In 2021, filers who made over $200,000 earned 29% of all income in this state and paid 36% of all taxes. If we stick just to those in the top bracket, such taxpayers earn about 24% of all income and pay about 32% of all income taxes. If they leave — and some will — the rest of us will have to pay the share they currently cover. Retaining high earners, then, is just one of the reasons it would have been a very good idea to cut both of the top rates.
Badger Institute research for years has pointed to the necessity for reform of Wisconsin’s highly disproportionate, or “progressive,” tax system.
Not only is Wisconsin’s top rate among the highest of state rates, it’s higher than any neighboring state but for Minnesota, the Tax Foundation’s Loughead found in a major 2022 paper laying out options for tax reform.
Worse, Wisconsin’s highest marginal rate, unchanged even as the lower three brackets have been cut over recent years, especially hits Wisconsin employers. About 95% of Wisconsin businesses are “pass-through” entities, meaning their business income is “passed through” to their owners’ personal tax returns. About 67% of such businesses’ earnings are subject to Wisconsin’s highest tax rate, according to Loughead.
As a result, Wisconsin’s tax code incents business owners to move or grow their operations in other states with low or no income taxes.
That isn’t speculation. Nationally prominent economist Don Bruce of the University of Tennessee quantified the benefits that tax reform would have on Wisconsin. In a paper for the Badger Institute this spring, Bruce found that moving to a proportionate, or flat, system levying a 5.1% rate would generate nearly $7.2 billion in additional GDP, $614 million in new investment, and nearly 24,000 additional jobs over the next five years.
Bruce was modeling one of the proposals in the Badger Institute / Tax Foundation paper — one that took advantage of Wisconsin’s sliding-scale standard deduction to ensure that no taxpayer, not even those now paying a lower marginal rate, would see an increase in taxes. Not only would every taxpayer see a lower tax bill as reform returned the persistent surpluses the state now is taking over and above its needs, every Wisconsinite would benefit from the increased business activity tax reform would bring about. As Bruce put it:

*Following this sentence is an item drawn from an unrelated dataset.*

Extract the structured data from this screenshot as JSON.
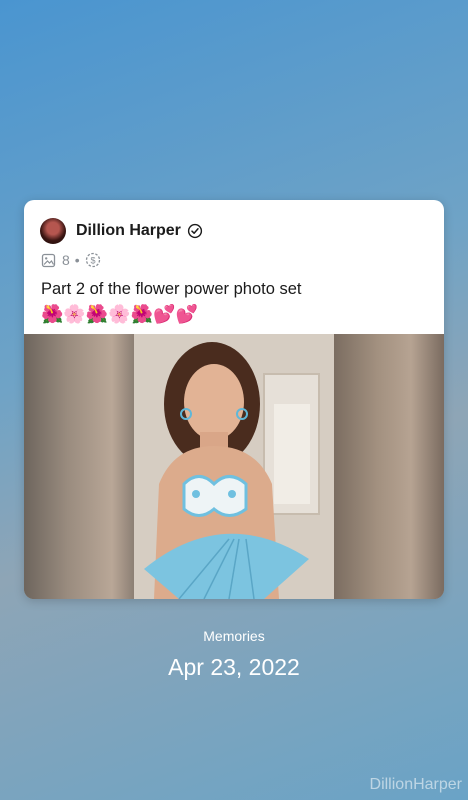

“A shift to a flat-rate individual income tax in Wisconsin would represent meaningful tax reduction for many Wisconsin businesses, which then should result in lower price growth, higher wage growth, more employment and higher shareholder value.”
You can read all of the Badger Institute’s research and writing on tax reform here.
Mike Nichols is the President of the Badger Institute and Patrick McIlheran its Director of Policy. Permission to reprint is granted as long as the author and Badger Institute are properly cited.